App and web page records:
◆ ◆ ◆
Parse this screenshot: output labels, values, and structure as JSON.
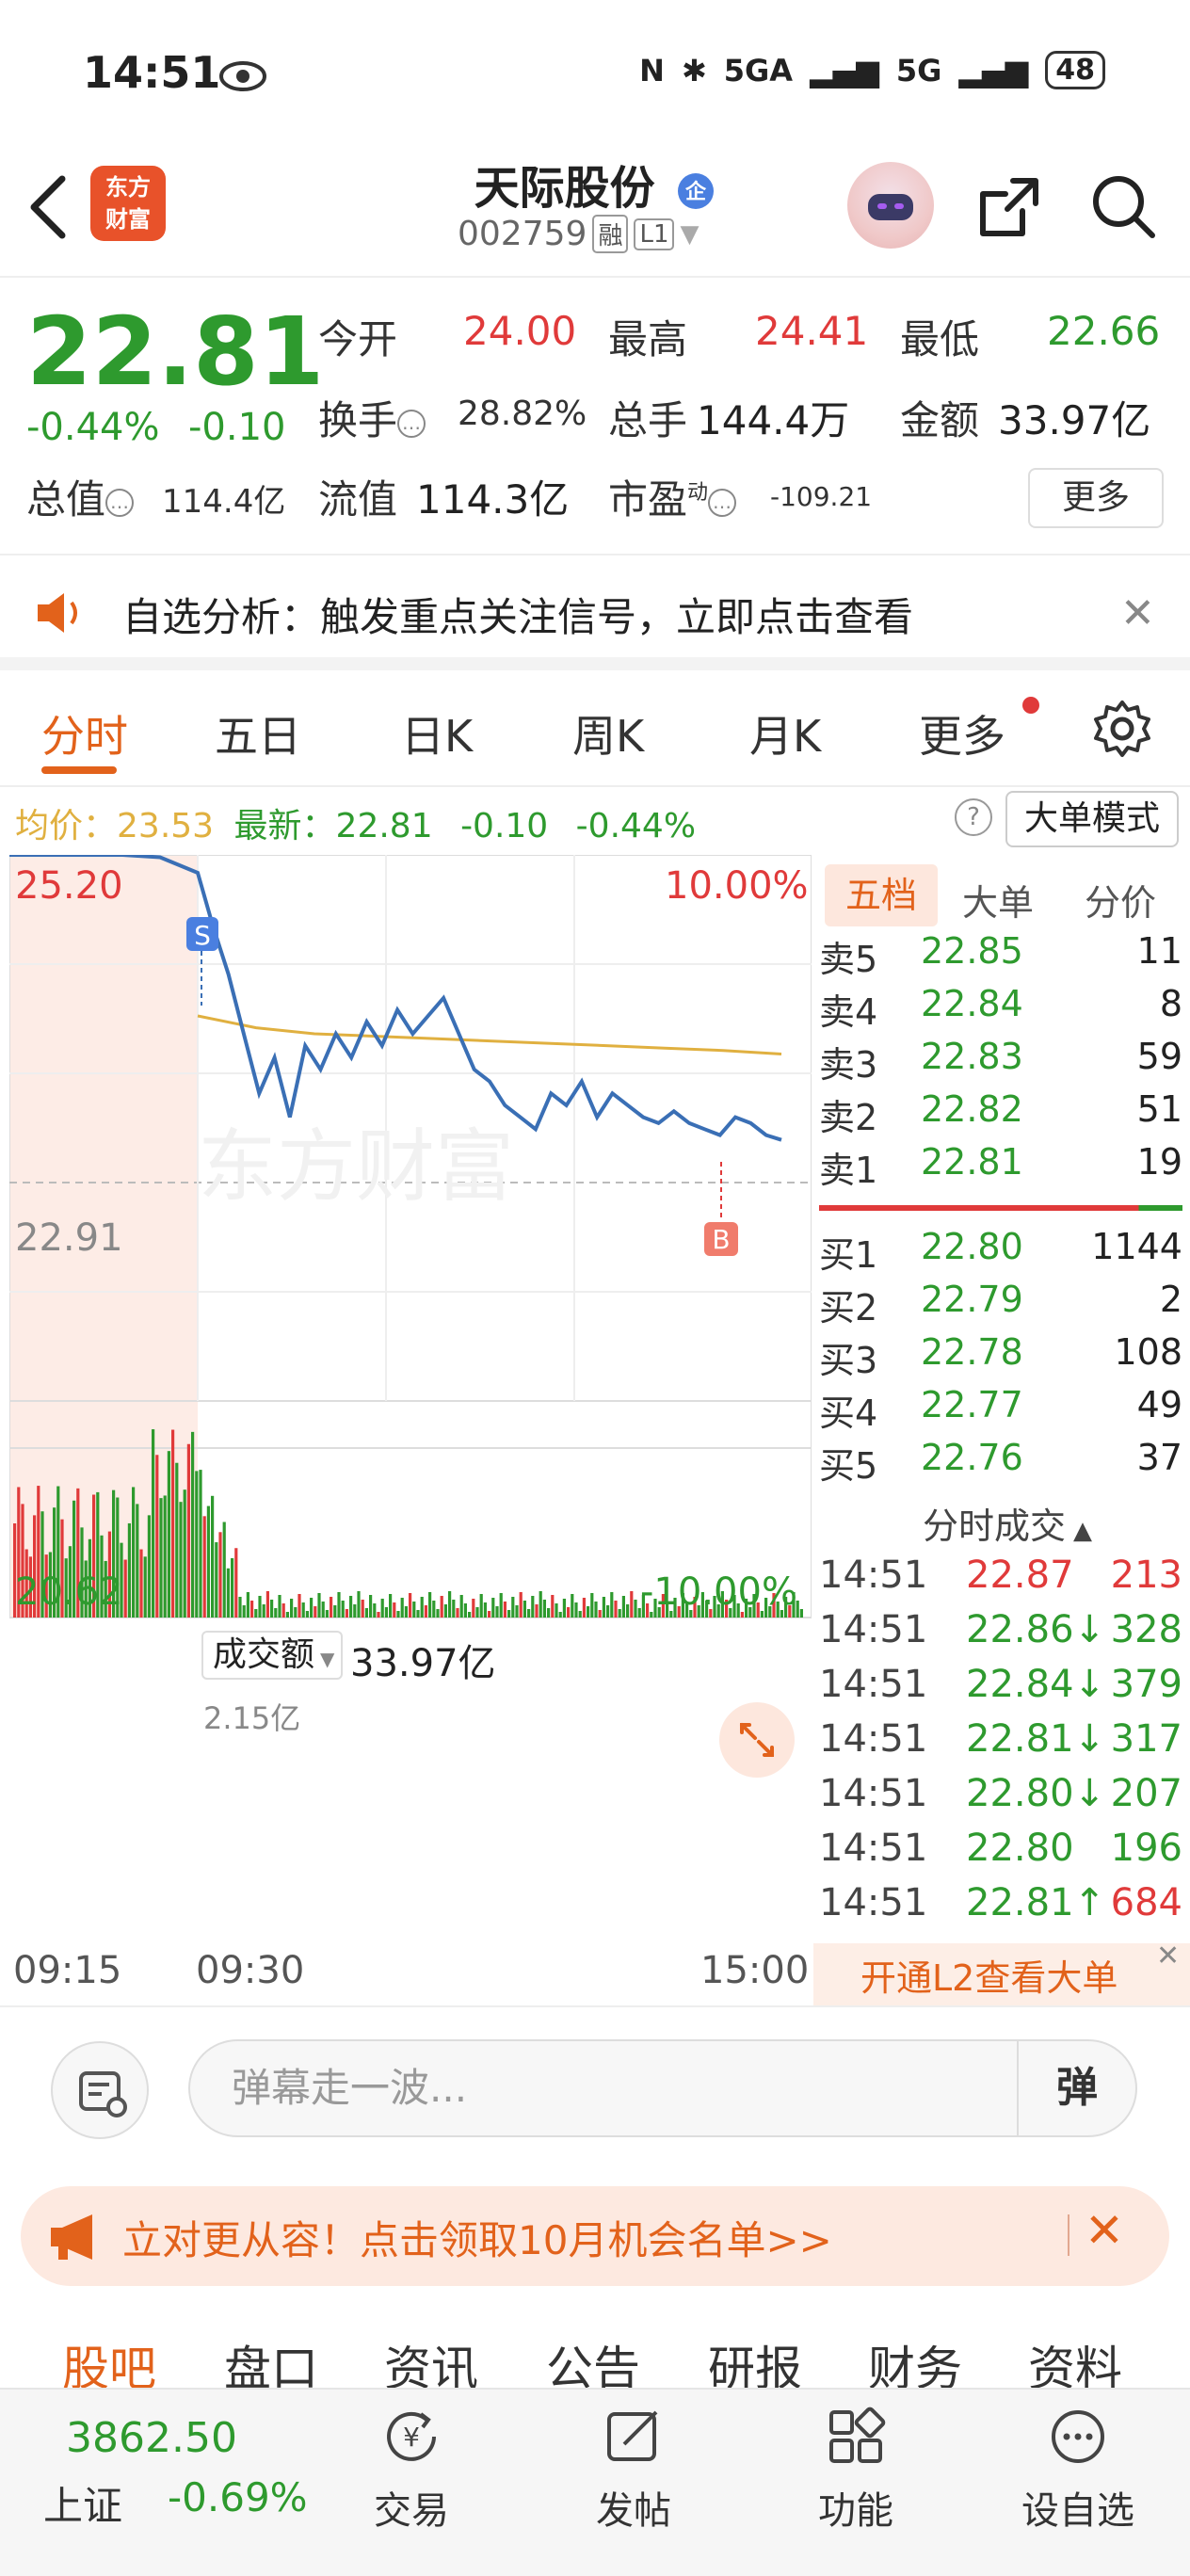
{
  "status_bar": {
    "time": "14:51",
    "network1": "5GA",
    "network2": "5G",
    "battery": "48"
  },
  "header": {
    "brand_logo": "东方\n财富",
    "stock_name": "天际股份",
    "stock_code": "002759",
    "tag_margin": "融",
    "tag_level": "L1"
  },
  "quote": {
    "price": "22.81",
    "change_pct": "-0.44%",
    "change_amt": "-0.10",
    "open_label": "今开",
    "open": "24.00",
    "high_label": "最高",
    "high": "24.41",
    "low_label": "最低",
    "low": "22.66",
    "turnover_label": "换手",
    "turnover": "28.82%",
    "volume_label": "总手",
    "volume": "144.4万",
    "amount_label": "金额",
    "amount": "33.97亿",
    "mktcap_label": "总值",
    "mktcap": "114.4亿",
    "float_label": "流值",
    "float": "114.3亿",
    "pe_label": "市盈",
    "pe_sup": "动",
    "pe": "-109.21",
    "more_label": "更多"
  },
  "notice": {
    "text": "自选分析：触发重点关注信号，立即点击查看"
  },
  "tabs": [
    "分时",
    "五日",
    "日K",
    "周K",
    "月K",
    "更多"
  ],
  "stat_line": {
    "avg_label": "均价：",
    "avg": "23.53",
    "latest_label": "最新：",
    "latest": "22.81",
    "chg": "-0.10",
    "pct": "-0.44%",
    "help": "?",
    "mode_button": "大单模式"
  },
  "chart_data": {
    "type": "line",
    "price_top": "25.20",
    "price_mid": "22.91",
    "price_bottom": "20.62",
    "pct_top": "10.00%",
    "pct_bottom": "-10.00%",
    "ylim": [
      20.62,
      25.2
    ],
    "prev_close": 22.91,
    "sell_marker": "S",
    "buy_marker": "B",
    "price_series": [
      25.2,
      25.2,
      25.2,
      25.2,
      25.18,
      25.05,
      24.6,
      24.2,
      23.7,
      23.2,
      23.5,
      23.0,
      23.6,
      23.4,
      23.7,
      23.5,
      23.8,
      23.6,
      23.9,
      23.7,
      23.85,
      24.0,
      23.7,
      23.4,
      23.3,
      23.1,
      23.0,
      22.9,
      23.2,
      23.1,
      23.3,
      23.0,
      23.2,
      23.1,
      23.0,
      22.95,
      23.05,
      22.95,
      22.9,
      22.85,
      23.0,
      22.95,
      22.85,
      22.81
    ],
    "avg_series": [
      23.85,
      23.75,
      23.7,
      23.68,
      23.66,
      23.64,
      23.62,
      23.6,
      23.58,
      23.56,
      23.53
    ],
    "volume_label": "成交额",
    "volume_total": "33.97亿",
    "volume_max": "2.15亿",
    "x_labels": [
      "09:15",
      "09:30",
      "15:00"
    ]
  },
  "order_book": {
    "tabs": [
      "五档",
      "大单",
      "分价"
    ],
    "asks": [
      {
        "label": "卖5",
        "price": "22.85",
        "qty": "11"
      },
      {
        "label": "卖4",
        "price": "22.84",
        "qty": "8"
      },
      {
        "label": "卖3",
        "price": "22.83",
        "qty": "59"
      },
      {
        "label": "卖2",
        "price": "22.82",
        "qty": "51"
      },
      {
        "label": "卖1",
        "price": "22.81",
        "qty": "19"
      }
    ],
    "bids": [
      {
        "label": "买1",
        "price": "22.80",
        "qty": "1144"
      },
      {
        "label": "买2",
        "price": "22.79",
        "qty": "2"
      },
      {
        "label": "买3",
        "price": "22.78",
        "qty": "108"
      },
      {
        "label": "买4",
        "price": "22.77",
        "qty": "49"
      },
      {
        "label": "买5",
        "price": "22.76",
        "qty": "37"
      }
    ],
    "ticks_title": "分时成交",
    "ticks": [
      {
        "time": "14:51",
        "price": "22.87",
        "dir": "",
        "vol": "213",
        "color": "red"
      },
      {
        "time": "14:51",
        "price": "22.86↓",
        "dir": "down",
        "vol": "328",
        "color": "green"
      },
      {
        "time": "14:51",
        "price": "22.84↓",
        "dir": "down",
        "vol": "379",
        "color": "green"
      },
      {
        "time": "14:51",
        "price": "22.81↓",
        "dir": "down",
        "vol": "317",
        "color": "green"
      },
      {
        "time": "14:51",
        "price": "22.80↓",
        "dir": "down",
        "vol": "207",
        "color": "green"
      },
      {
        "time": "14:51",
        "price": "22.80",
        "dir": "",
        "vol": "196",
        "color": "green"
      },
      {
        "time": "14:51",
        "price": "22.81↑",
        "dir": "up",
        "vol": "684",
        "color": "red"
      }
    ],
    "l2_banner": "开通L2查看大单"
  },
  "danmaku": {
    "placeholder": "弹幕走一波...",
    "send_label": "弹"
  },
  "promo": {
    "text": "立对更从容！点击领取10月机会名单>>"
  },
  "content_tabs": [
    "股吧",
    "盘口",
    "资讯",
    "公告",
    "研报",
    "财务",
    "资料"
  ],
  "bottom_nav": {
    "index_value": "3862.50",
    "index_name": "上证",
    "index_change": "-0.69%",
    "items": [
      "交易",
      "发帖",
      "功能",
      "设自选"
    ]
  },
  "colors": {
    "accent": "#e2621b",
    "up": "#e03a3a",
    "down": "#2e9a2e",
    "line": "#3a6fb5",
    "avg": "#e0b040"
  }
}
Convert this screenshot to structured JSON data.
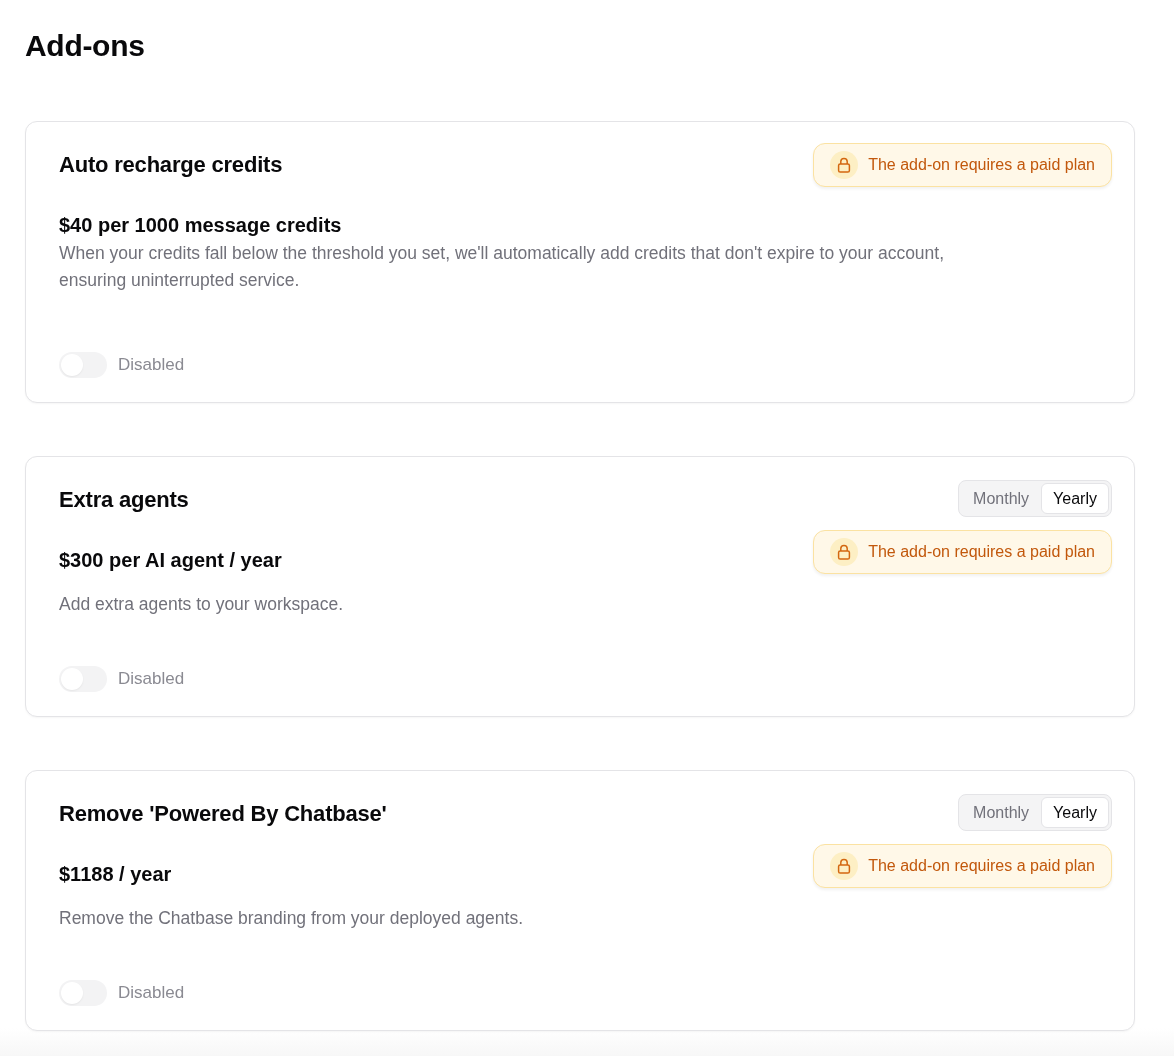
{
  "page": {
    "title": "Add-ons"
  },
  "addons": [
    {
      "title": "Auto recharge credits",
      "price": "$40 per 1000 message credits",
      "description": "When your credits fall below the threshold you set, we'll automatically add credits that don't expire to your account, ensuring uninterrupted service.",
      "notice": "The add-on requires a paid plan",
      "switch": {
        "on": false,
        "label": "Disabled"
      }
    },
    {
      "title": "Extra agents",
      "billing": [
        {
          "label": "Monthly",
          "selected": false
        },
        {
          "label": "Yearly",
          "selected": true
        }
      ],
      "price": "$300 per AI agent / year",
      "description": "Add extra agents to your workspace.",
      "notice": "The add-on requires a paid plan",
      "switch": {
        "on": false,
        "label": "Disabled"
      }
    },
    {
      "title": "Remove 'Powered By Chatbase'",
      "billing": [
        {
          "label": "Monthly",
          "selected": false
        },
        {
          "label": "Yearly",
          "selected": true
        }
      ],
      "price": "$1188 / year",
      "description": "Remove the Chatbase branding from your deployed agents.",
      "notice": "The add-on requires a paid plan",
      "switch": {
        "on": false,
        "label": "Disabled"
      }
    }
  ]
}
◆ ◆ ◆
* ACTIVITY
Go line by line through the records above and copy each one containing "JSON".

* RESULT OF THE EXERCISE
Parse this screenshot: output labels, values, and structure as JSON.
Convert this screenshot to structured JSON data.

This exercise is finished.